Available data:
::::
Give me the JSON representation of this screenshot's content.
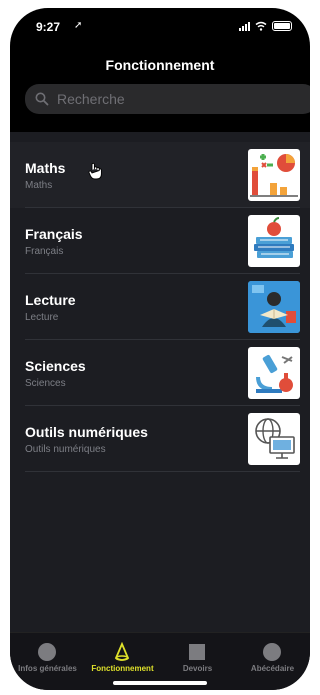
{
  "status_bar": {
    "time": "9:27",
    "location_glyph": "➚"
  },
  "header": {
    "title": "Fonctionnement"
  },
  "search": {
    "placeholder": "Recherche"
  },
  "items": [
    {
      "title": "Maths",
      "subtitle": "Maths",
      "icon": "chart-math-icon"
    },
    {
      "title": "Français",
      "subtitle": "Français",
      "icon": "books-apple-icon"
    },
    {
      "title": "Lecture",
      "subtitle": "Lecture",
      "icon": "reading-student-icon"
    },
    {
      "title": "Sciences",
      "subtitle": "Sciences",
      "icon": "microscope-icon"
    },
    {
      "title": "Outils numériques",
      "subtitle": "Outils numériques",
      "icon": "globe-computer-icon"
    }
  ],
  "tabs": [
    {
      "label": "Infos générales",
      "icon": "circle-icon",
      "active": false
    },
    {
      "label": "Fonctionnement",
      "icon": "cone-icon",
      "active": true
    },
    {
      "label": "Devoirs",
      "icon": "square-icon",
      "active": false
    },
    {
      "label": "Abécédaire",
      "icon": "circle-icon",
      "active": false
    }
  ],
  "colors": {
    "background": "#000000",
    "list_background": "#1c1d22",
    "accent": "#dfe12b",
    "inactive_tab": "#7c7c80"
  }
}
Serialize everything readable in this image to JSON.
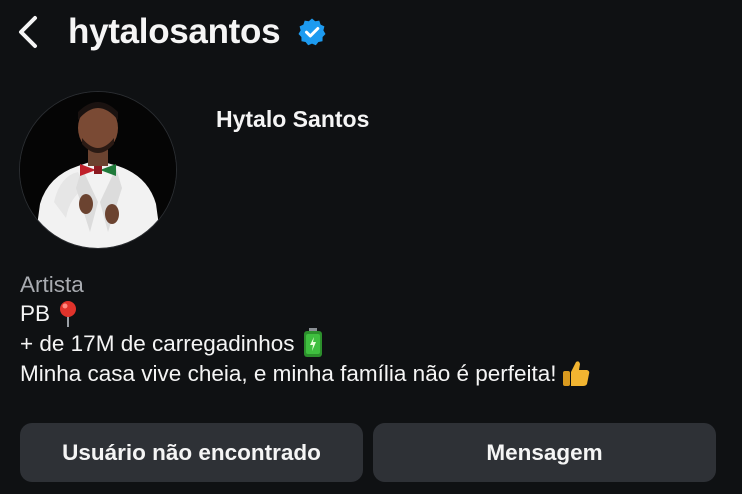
{
  "header": {
    "username": "hytalosantos",
    "verified": true
  },
  "profile": {
    "display_name": "Hytalo Santos"
  },
  "bio": {
    "category": "Artista",
    "location": "PB",
    "line_followers": "+ de 17M de carregadinhos",
    "tagline": "Minha casa vive cheia, e minha família não é perfeita!"
  },
  "actions": {
    "primary_label": "Usuário não encontrado",
    "message_label": "Mensagem"
  },
  "icons": {
    "back": "chevron-left-icon",
    "verified": "verified-badge-icon",
    "location": "round-pushpin-icon",
    "battery": "battery-icon",
    "thumbs_up": "thumbs-up-icon"
  },
  "colors": {
    "background": "#0f1113",
    "text": "#f5f5f5",
    "muted": "#a8abb0",
    "button": "#2e3136",
    "verified": "#1d9bf0",
    "pin": "#e0332b",
    "battery": "#3fbf3f",
    "thumb": "#f2b531"
  }
}
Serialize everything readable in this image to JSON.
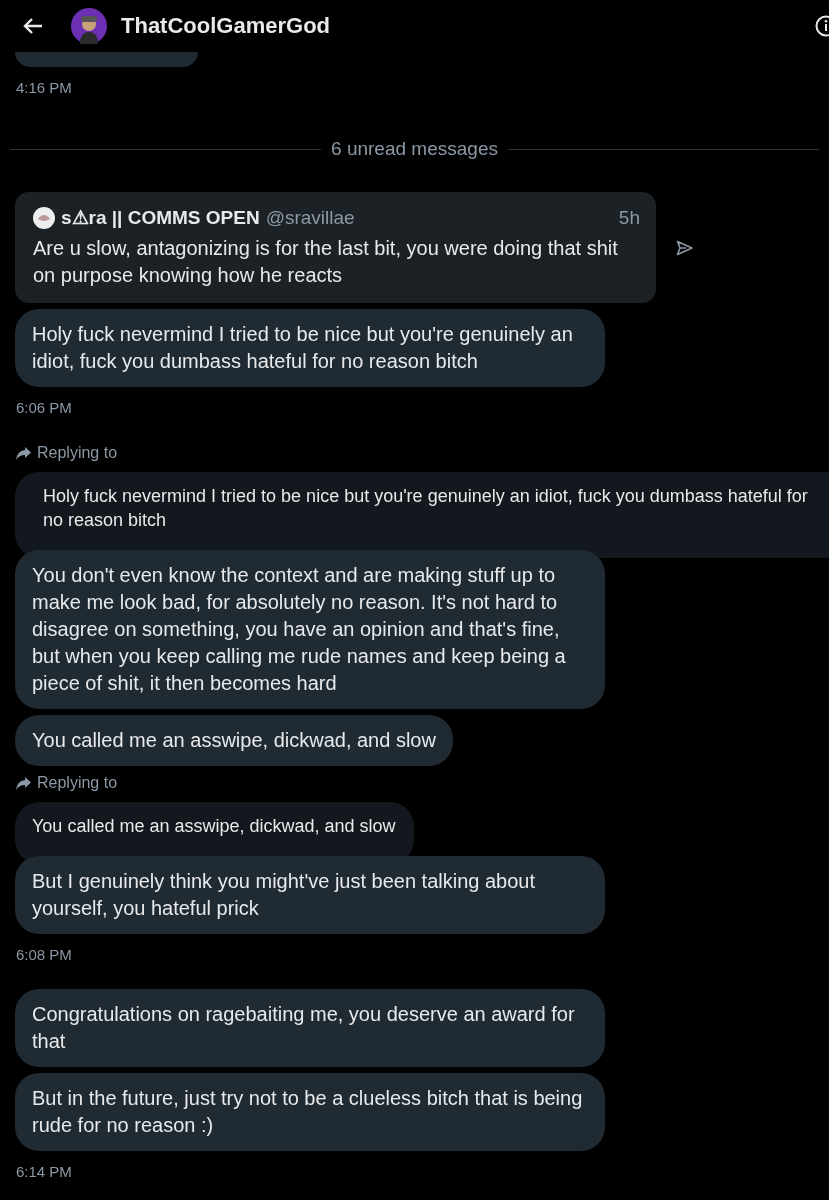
{
  "header": {
    "title": "ThatCoolGamerGod"
  },
  "divider": "6 unread messages",
  "before": [
    {
      "kind": "time",
      "text": "4:16 PM"
    }
  ],
  "items": [
    {
      "kind": "post",
      "author": "s⚠ra || COMMS OPEN",
      "handle": "@sravillae",
      "age": "5h",
      "text": "Are u slow, antagonizing is for the last bit, you were doing that shit on purpose knowing how he reacts"
    },
    {
      "kind": "bubble",
      "text": "Holy fuck nevermind I tried to be nice but you're genuinely an idiot, fuck you dumbass hateful for no reason bitch"
    },
    {
      "kind": "time",
      "text": "6:06 PM"
    },
    {
      "kind": "reply",
      "label": "Replying to",
      "text": "Holy fuck nevermind I tried to be nice but you're genuinely an idiot, fuck you dumbass hateful for no reason bitch",
      "wide": true
    },
    {
      "kind": "bubble",
      "text": "You don't even know the context and are making stuff up to make me look bad, for absolutely no reason. It's not hard to disagree on something, you have an opinion and that's fine, but when you keep calling me rude names and keep being a piece of shit, it then becomes hard"
    },
    {
      "kind": "bubble",
      "text": "You called me an asswipe, dickwad, and slow"
    },
    {
      "kind": "reply",
      "label": "Replying to",
      "text": "You called me an asswipe, dickwad, and slow",
      "wide": false
    },
    {
      "kind": "bubble",
      "text": "But I genuinely think you might've just been talking about yourself, you hateful prick"
    },
    {
      "kind": "time",
      "text": "6:08 PM"
    },
    {
      "kind": "bubble",
      "text": "Congratulations on ragebaiting me, you deserve an award for that"
    },
    {
      "kind": "bubble",
      "text": "But in the future, just try not to be a clueless bitch that is being rude for no reason :)"
    },
    {
      "kind": "time",
      "text": "6:14 PM"
    }
  ]
}
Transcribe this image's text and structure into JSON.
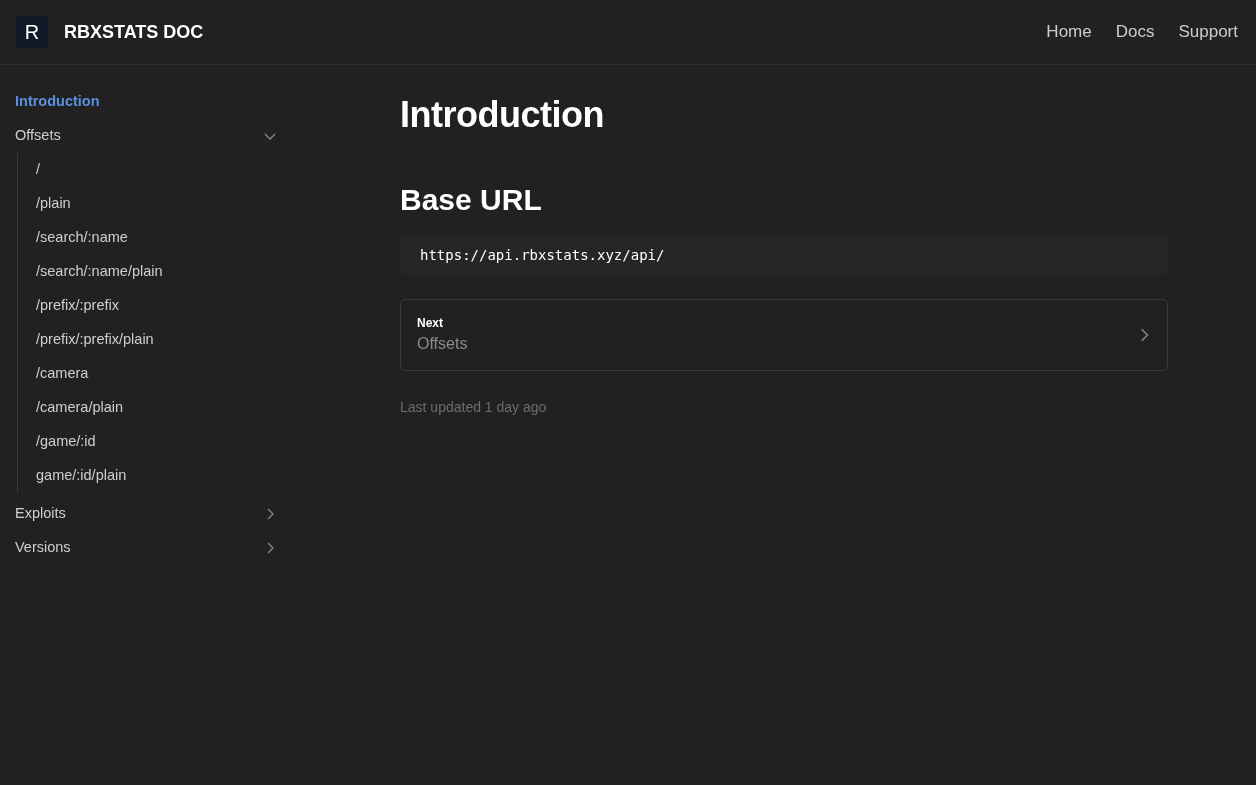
{
  "brand": {
    "logo_letter": "R",
    "title": "RBXSTATS DOC"
  },
  "nav": [
    "Home",
    "Docs",
    "Support"
  ],
  "sidebar": {
    "items": [
      {
        "label": "Introduction",
        "selected": true
      },
      {
        "label": "Offsets",
        "selected": false,
        "expanded": true,
        "children": [
          {
            "label": "/",
            "selected": false
          },
          {
            "label": "/plain",
            "selected": false
          },
          {
            "label": "/search/:name",
            "selected": false
          },
          {
            "label": "/search/:name/plain",
            "selected": false
          },
          {
            "label": "/prefix/:prefix",
            "selected": false
          },
          {
            "label": "/prefix/:prefix/plain",
            "selected": false
          },
          {
            "label": "/camera",
            "selected": false
          },
          {
            "label": "/camera/plain",
            "selected": false
          },
          {
            "label": "/game/:id",
            "selected": false
          },
          {
            "label": "game/:id/plain",
            "selected": false
          }
        ]
      },
      {
        "label": "Exploits",
        "selected": false,
        "expanded": false
      },
      {
        "label": "Versions",
        "selected": false,
        "expanded": false
      }
    ]
  },
  "page": {
    "title": "Introduction",
    "section_title": "Base URL",
    "code": "https://api.rbxstats.xyz/api/",
    "next": {
      "caption": "Next",
      "label": "Offsets"
    },
    "last_updated": "Last updated 1 day ago"
  }
}
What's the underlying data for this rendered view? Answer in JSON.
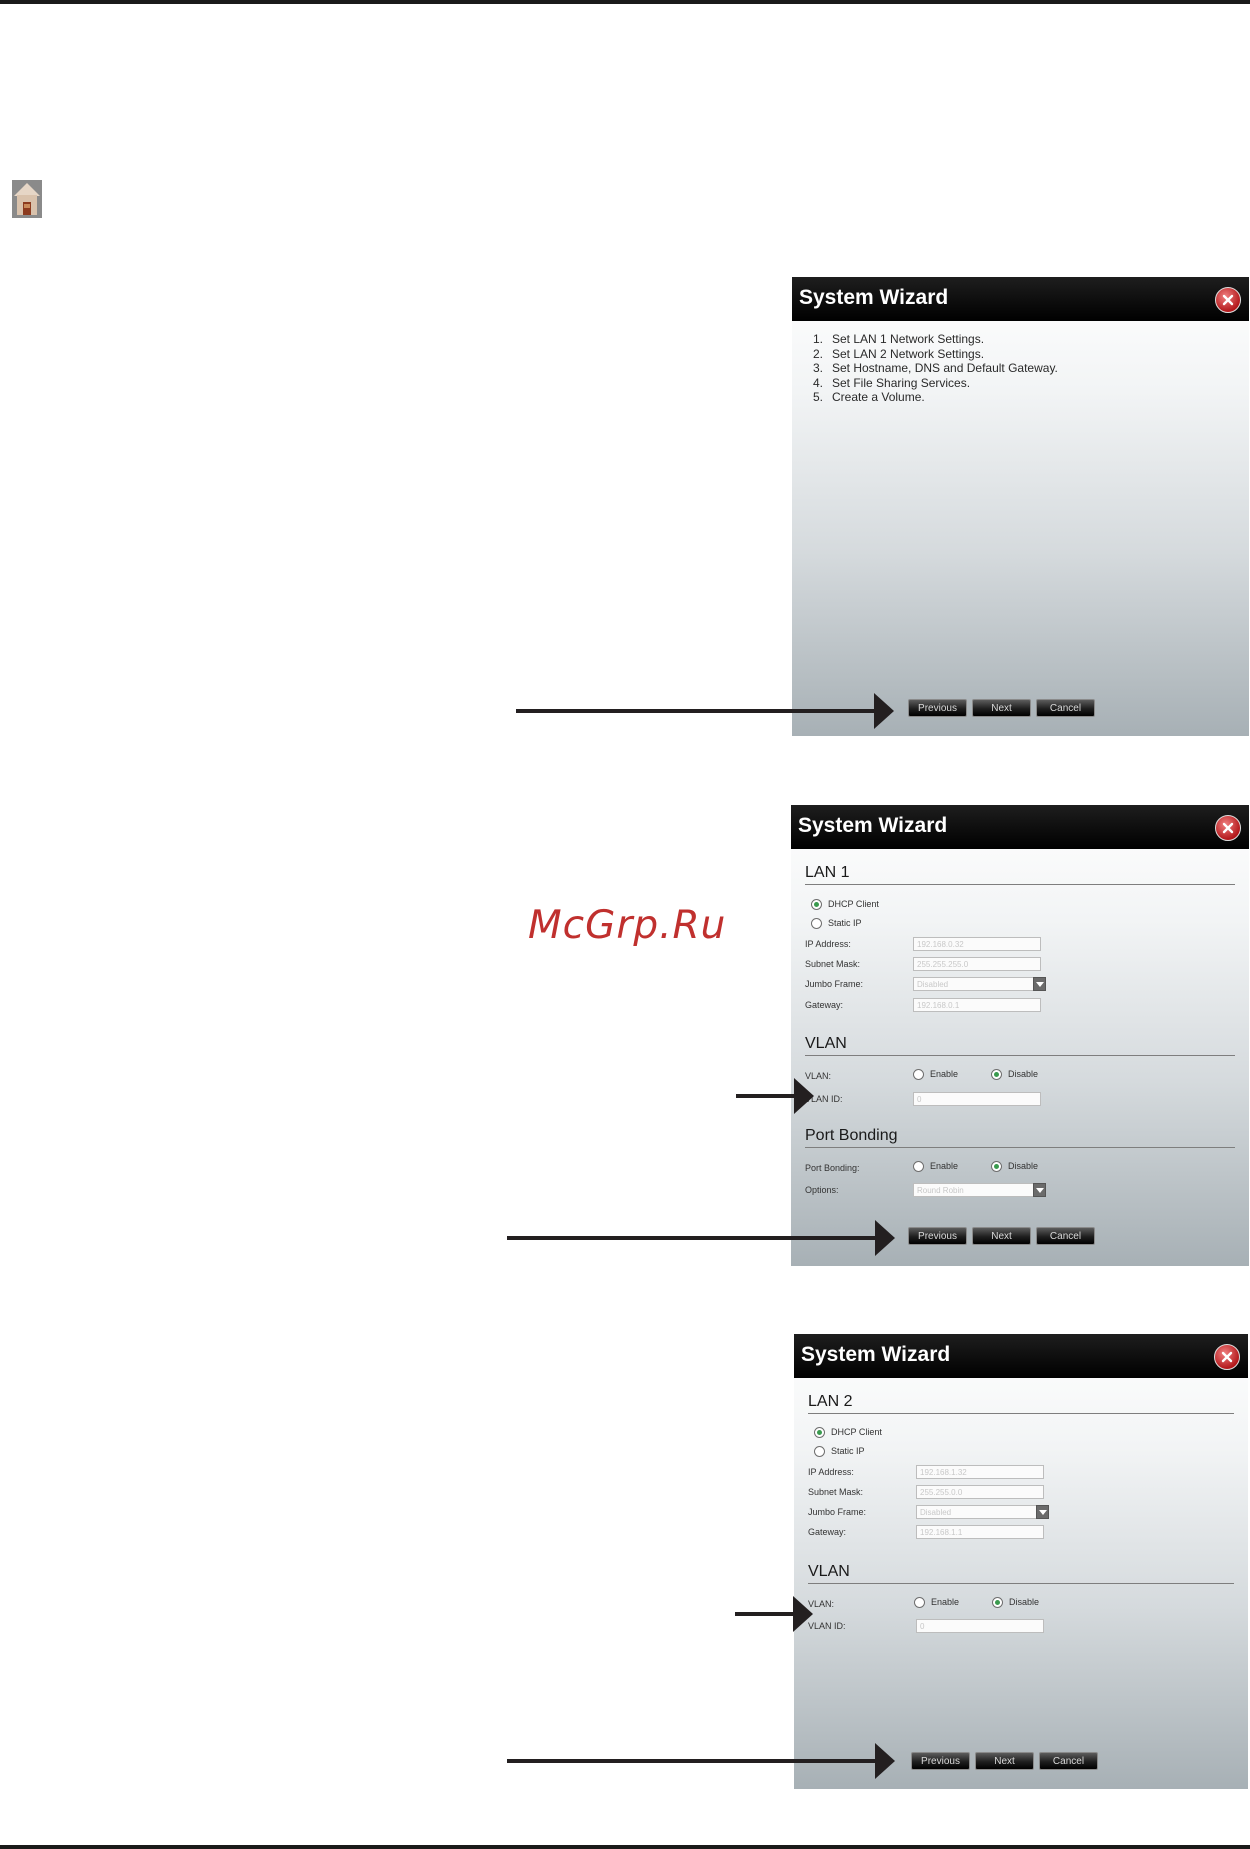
{
  "wizard1": {
    "title": "System Wizard",
    "steps": [
      {
        "num": "1.",
        "text": "Set LAN 1 Network Settings."
      },
      {
        "num": "2.",
        "text": "Set LAN 2 Network Settings."
      },
      {
        "num": "3.",
        "text": "Set Hostname, DNS and Default Gateway."
      },
      {
        "num": "4.",
        "text": "Set File Sharing Services."
      },
      {
        "num": "5.",
        "text": "Create a Volume."
      }
    ],
    "buttons": {
      "previous": "Previous",
      "next": "Next",
      "cancel": "Cancel"
    }
  },
  "wizard2": {
    "title": "System Wizard",
    "lan": {
      "heading": "LAN 1",
      "dhcp_label": "DHCP Client",
      "static_label": "Static IP",
      "ip_label": "IP Address:",
      "ip_value": "192.168.0.32",
      "mask_label": "Subnet Mask:",
      "mask_value": "255.255.255.0",
      "jumbo_label": "Jumbo Frame:",
      "jumbo_value": "Disabled",
      "gateway_label": "Gateway:",
      "gateway_value": "192.168.0.1",
      "selected_mode": "dhcp"
    },
    "vlan": {
      "heading": "VLAN",
      "vlan_label": "VLAN:",
      "enable": "Enable",
      "disable": "Disable",
      "id_label": "VLAN ID:",
      "id_value": "0",
      "selected": "disable"
    },
    "bonding": {
      "heading": "Port Bonding",
      "label": "Port Bonding:",
      "enable": "Enable",
      "disable": "Disable",
      "options_label": "Options:",
      "options_value": "Round Robin",
      "selected": "disable"
    },
    "buttons": {
      "previous": "Previous",
      "next": "Next",
      "cancel": "Cancel"
    }
  },
  "wizard3": {
    "title": "System Wizard",
    "lan": {
      "heading": "LAN 2",
      "dhcp_label": "DHCP Client",
      "static_label": "Static IP",
      "ip_label": "IP Address:",
      "ip_value": "192.168.1.32",
      "mask_label": "Subnet Mask:",
      "mask_value": "255.255.0.0",
      "jumbo_label": "Jumbo Frame:",
      "jumbo_value": "Disabled",
      "gateway_label": "Gateway:",
      "gateway_value": "192.168.1.1",
      "selected_mode": "dhcp"
    },
    "vlan": {
      "heading": "VLAN",
      "vlan_label": "VLAN:",
      "enable": "Enable",
      "disable": "Disable",
      "id_label": "VLAN ID:",
      "id_value": "0",
      "selected": "disable"
    },
    "buttons": {
      "previous": "Previous",
      "next": "Next",
      "cancel": "Cancel"
    }
  },
  "watermark": "McGrp.Ru",
  "icons": {
    "home": "home-icon",
    "close": "close-icon",
    "arrow": "arrow-icon"
  },
  "colors": {
    "title_bar": "#000000",
    "close_button": "#c0282b",
    "radio_selected": "#3a9a4e",
    "watermark": "#c0302e"
  }
}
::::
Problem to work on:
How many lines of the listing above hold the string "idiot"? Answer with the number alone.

Your response:
2